When Anti-Zionism Becomes Anti-Semitism and Zionism Becomes Anti-Palestinian


IS ANTI-ZIONISM ANTI-SEMITISM? This question flared up in the British Labour Party in April 2016 and led to an internal inquiry. We Jews ourselves don’t agree about whether or not anti-Zionism is anti-Semitism. Zionism emerged as a political movement in Europe in the late nineteenth century in response to anti-Semitism. For Theodore Herzl and other exponents of Zionism, the establishment of a Jewish state was the only solution to the persistence of anti-Jewish persecution in the diaspora.1 Nevertheless, not all Jews at the time agreed with the Zionist argument.
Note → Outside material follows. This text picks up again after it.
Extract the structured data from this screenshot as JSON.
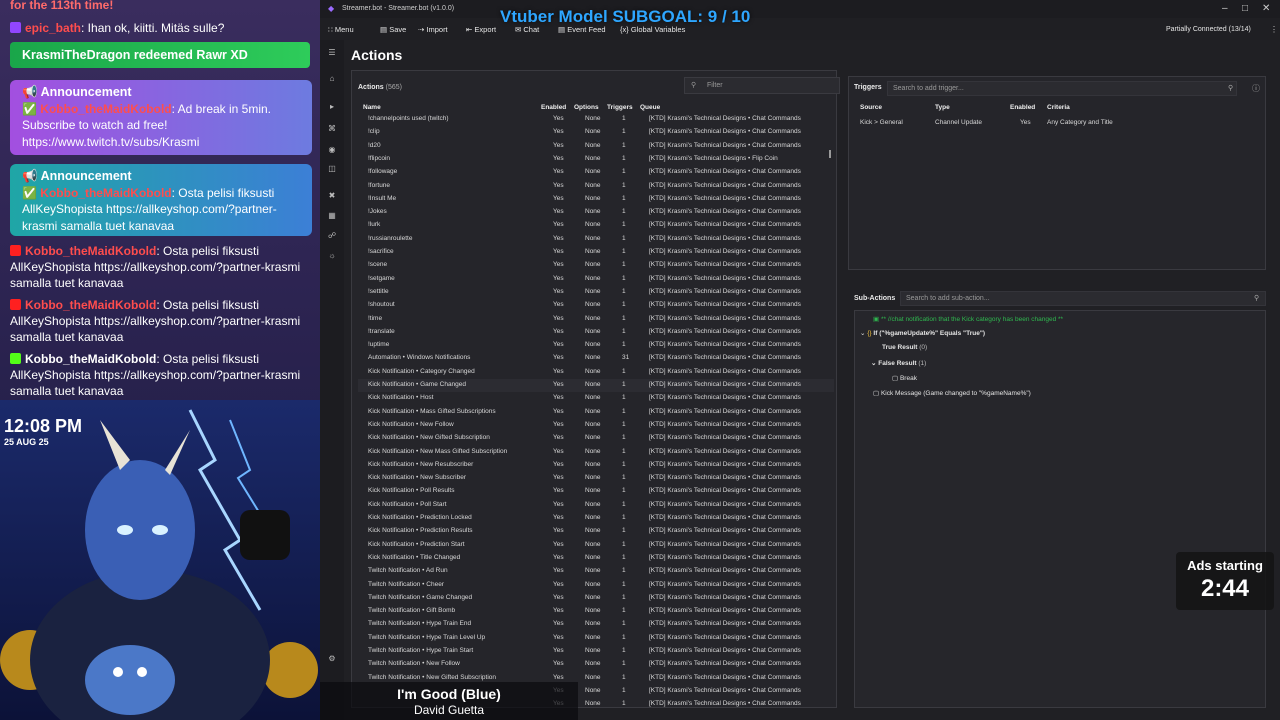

Many Jews in Eastern Europe, for example, rejected Jewish nationalism in favour of international socialism, hence the establishment of the Bund—shorthand for the General Jewish Workers’ Union in Lithuania, Poland, and Russia.